PDBY Sport recently spoke to Jaco Bezuidenhout, the co-captain of the TuksRugby team, who have just commenced with the Varsity Cup. Bezuidenhout offers his advice, his challenges and motivations, and what keeps his head in the game.
When did you first begin at TuksRugby and what was the motivation?
I started playing for Tuks in my first year in 2016 and 2017 for the Young guns team, where we won the tournament both years, and I made my debut for the Varsity Cup team in 2018. My motivation to play for Tuks was initially to get the opportunity to play on one of the biggest rugby platforms in our country.
What position do you play in the team and what do you consider the challenges and the pros that come with this position?
I play 8th man and some of the challenges playing the position is that you are always part of a physical battle, whether it is making big hits on defence or carrying the ball hard into contact, so you have to be in a top physical condition. One of the pros playing 8th man is the fact that I will always be part of the game as the role requires you to help the back three cover if necessary, you can pick up the ball behind the scrum for a carry, you have to fold and be in position on defence and you are one of the team’s designated stealers/poachers.
What do you hope to achieve in this sport?
I would like to achieve my goals which are to play at the highest level and to inspire people to follow their dreams and passion, no matter their circumstances, if they have faith and work hard on their craft that they can do just that.
Where would you like to go with rugby one day?
Rugby has been my passion since I was 7 years old and I have always had the desire to play on the international stage as it is where you can challenge yourself against the best the world has to offer. It also gives you the opportunity to travel the world and interact with different cultures and meet and make new friends.
What personal challenges do you experience as being the leader of your team? How do you overcome these obstacles?
One of the personal challenges I’d say there is by being [co] Captain of the team is to help them believe in themselves when they don’t have that self-belief and to also lead from the front by being an example of a champion person and also a champion player. We have a leadership group where everyone has certain roles so it takes the load off my shoulders for certain things, but personally to overcome these obstacles I train very hard to be one of the fittest and strongest guys in the team so that they can see I don’t only preach hard work but live it.
How do you prepare before big games like Varsity Cup?

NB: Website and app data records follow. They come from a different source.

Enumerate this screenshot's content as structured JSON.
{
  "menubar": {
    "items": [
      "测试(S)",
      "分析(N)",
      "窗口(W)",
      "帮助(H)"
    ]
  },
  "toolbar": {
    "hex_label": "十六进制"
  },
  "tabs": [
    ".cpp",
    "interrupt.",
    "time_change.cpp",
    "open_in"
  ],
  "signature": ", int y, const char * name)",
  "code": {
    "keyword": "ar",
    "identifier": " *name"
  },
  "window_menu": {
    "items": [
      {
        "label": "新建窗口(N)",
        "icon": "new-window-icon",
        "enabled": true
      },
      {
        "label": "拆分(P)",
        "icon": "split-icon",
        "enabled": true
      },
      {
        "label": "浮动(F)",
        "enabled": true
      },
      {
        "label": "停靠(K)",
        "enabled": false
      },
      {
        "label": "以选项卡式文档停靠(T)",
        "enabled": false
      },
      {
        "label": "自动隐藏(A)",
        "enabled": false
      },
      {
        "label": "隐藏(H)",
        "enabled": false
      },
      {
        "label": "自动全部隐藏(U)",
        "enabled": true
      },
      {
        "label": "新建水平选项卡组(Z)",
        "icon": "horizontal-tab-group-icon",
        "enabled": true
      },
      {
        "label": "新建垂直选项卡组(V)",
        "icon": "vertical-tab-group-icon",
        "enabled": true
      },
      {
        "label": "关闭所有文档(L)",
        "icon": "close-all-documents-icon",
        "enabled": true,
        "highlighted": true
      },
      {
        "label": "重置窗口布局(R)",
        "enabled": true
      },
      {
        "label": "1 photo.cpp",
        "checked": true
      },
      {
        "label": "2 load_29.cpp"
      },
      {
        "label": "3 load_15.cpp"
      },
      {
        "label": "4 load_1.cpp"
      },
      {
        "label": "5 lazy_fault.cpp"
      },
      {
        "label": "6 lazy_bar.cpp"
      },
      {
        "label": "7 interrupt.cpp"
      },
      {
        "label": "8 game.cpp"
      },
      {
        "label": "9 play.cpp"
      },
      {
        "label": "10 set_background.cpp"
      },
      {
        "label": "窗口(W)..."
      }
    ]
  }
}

I believe great preparation can be the difference between being a great player or a world-class player. So to prepare myself before big games such as Varsity Cup, the evening before the game I will visualise everything that will happen from the start of the warm-up, all the lineouts, scrums, carries and tackles that I will be involved in during the game until the whistle blows. So that when I am there on game day it feels as if I have been here already and that I will dominate.
How would you motivate not only your team but your supporters when you face a loss?
To motivate my teammates after a loss I would firstly look at the reasons why we lost the game as every game is different for example if our effort wasn’t good enough that would be a personal thing every guy has to take on himself to be better otherwise you are dropping your brothers. But when everyone put their bodies on the line for each other and our effort was good we would need to take that forward as a positive and focus more on the execution of our game and not the result. For the supporters, I would say that we know they believe in us and we thank them for that. We have all worked hard to give a good performance for them and we will do better as this is our passion and we will not take it for granted.
Who is your biggest sporting role model and why?
My biggest sporting role model is Richie McCaw as I believe he is the “GOAT” (greatest of all time). He was a true leader for the All Blacks who always put his body on the line for his brothers next to him and lead from the front. He had a reputation for someone who bent the rules in his favour and was one of the hardest working players on a rugby field. What makes him my role model is the fact that he was never one of the biggest or fastest guys on the field but through his hard work he has achieved so many accolades and honours and he still is one of the most humble celebrities ever.
What advice would you give to those rugby players wanting to do better and gain more recognition?
I would say that they need to keep working as if it is their only option in life because I believe if you want it bad enough you will move mountains to make that dream come true. So stay true to who you are and never stop working.
Correction: Bezuidenhout was originally cited as captain. This has been corrected to co-captain, a position he shares with Sango Xamlashe.